__WHAT YOU NEED TO DO__:
Of all the lines in the entries, how many carry the word "false"? The reply is that number and no more.

━━━━━ SOURCE MATERIAL

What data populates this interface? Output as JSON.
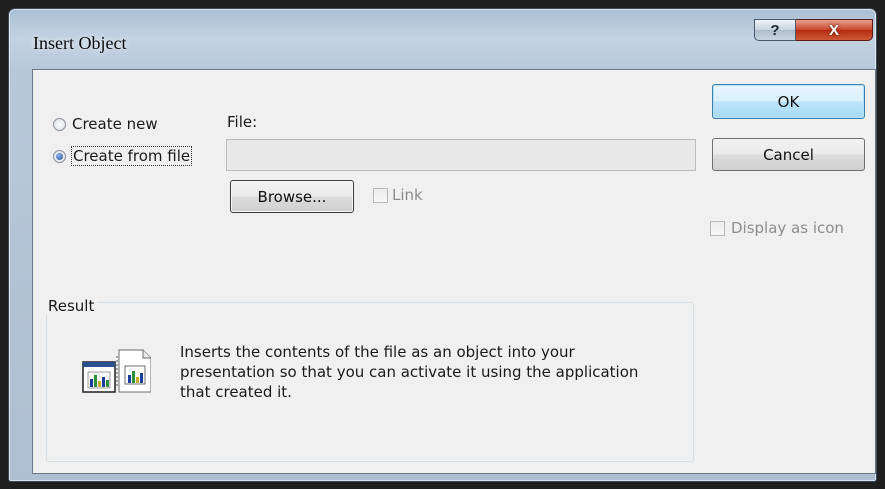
{
  "window": {
    "title": "Insert Object",
    "help_glyph": "?",
    "close_glyph": "X"
  },
  "source": {
    "create_new_label": "Create new",
    "create_from_file_label": "Create from file",
    "selected": "Create from file"
  },
  "file": {
    "label": "File:",
    "value": "",
    "browse_label": "Browse...",
    "link_label": "Link",
    "link_checked": false
  },
  "buttons": {
    "ok_label": "OK",
    "cancel_label": "Cancel"
  },
  "display_as_icon": {
    "label": "Display as icon",
    "checked": false,
    "enabled": false
  },
  "result": {
    "title": "Result",
    "text": "Inserts the contents of the file as an object into your presentation so that you can activate it using the application that created it."
  },
  "icons": {
    "help": "question-mark-icon",
    "close": "close-x-icon",
    "result": "insert-file-object-icon"
  },
  "colors": {
    "accent": "#3c7fb1",
    "close_button": "#c9452b",
    "window_frame": "#b7c8d9",
    "dialog_background": "#f0f0f0",
    "disabled_text": "#8d8d8d"
  }
}
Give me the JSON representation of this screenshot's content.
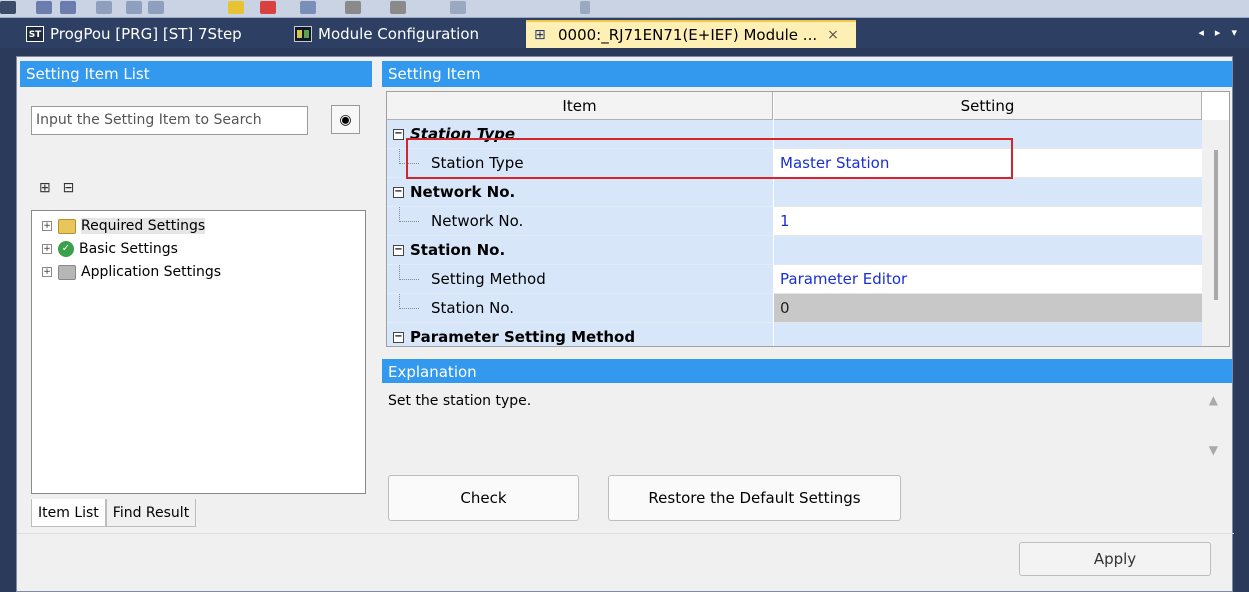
{
  "toolbar": {
    "icons": [
      "grid-icon",
      "undo-icon",
      "redo-icon",
      "cut-icon",
      "copy-icon",
      "paste-icon",
      "check-icon",
      "convert-icon",
      "view-icon",
      "find-icon",
      "zoom-icon",
      "print-icon",
      "overflow-icon"
    ]
  },
  "tabs": [
    {
      "label": "ProgPou [PRG] [ST] 7Step",
      "icon": "st-icon"
    },
    {
      "label": "Module Configuration",
      "icon": "module-config-icon"
    },
    {
      "label": "0000:_RJ71EN71(E+IEF) Module ...",
      "icon": "network-module-icon",
      "close": "×"
    }
  ],
  "tab_scroll": "◂ ▸ ▾",
  "left_panel": {
    "title": "Setting Item List",
    "search_placeholder": "Input the Setting Item to Search",
    "tree": [
      {
        "label": "Required Settings",
        "icon": "folder-required-icon"
      },
      {
        "label": "Basic Settings",
        "icon": "folder-basic-check-icon"
      },
      {
        "label": "Application Settings",
        "icon": "folder-application-icon"
      }
    ],
    "bottom_tabs": [
      "Item List",
      "Find Result"
    ]
  },
  "right_panel": {
    "title": "Setting Item",
    "columns": {
      "item": "Item",
      "setting": "Setting"
    },
    "rows": [
      {
        "type": "category",
        "item": "Station Type",
        "setting": ""
      },
      {
        "type": "child",
        "item": "Station Type",
        "setting": "Master Station"
      },
      {
        "type": "category",
        "item": "Network No.",
        "setting": ""
      },
      {
        "type": "child",
        "item": "Network No.",
        "setting": "1"
      },
      {
        "type": "category",
        "item": "Station No.",
        "setting": ""
      },
      {
        "type": "child",
        "item": "Setting Method",
        "setting": "Parameter Editor"
      },
      {
        "type": "child",
        "item": "Station No.",
        "setting": "0"
      },
      {
        "type": "category",
        "item": "Parameter Setting Method",
        "setting": ""
      }
    ],
    "explanation_title": "Explanation",
    "explanation_text": "Set the station type.",
    "buttons": {
      "check": "Check",
      "restore": "Restore the Default Settings",
      "apply": "Apply"
    }
  },
  "colors": {
    "header_blue": "#3399ee",
    "value_blue": "#1a2fd6",
    "highlight_red": "#d4262a"
  }
}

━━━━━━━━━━

__SOLUTION FOR THIS EXERCISE__:
3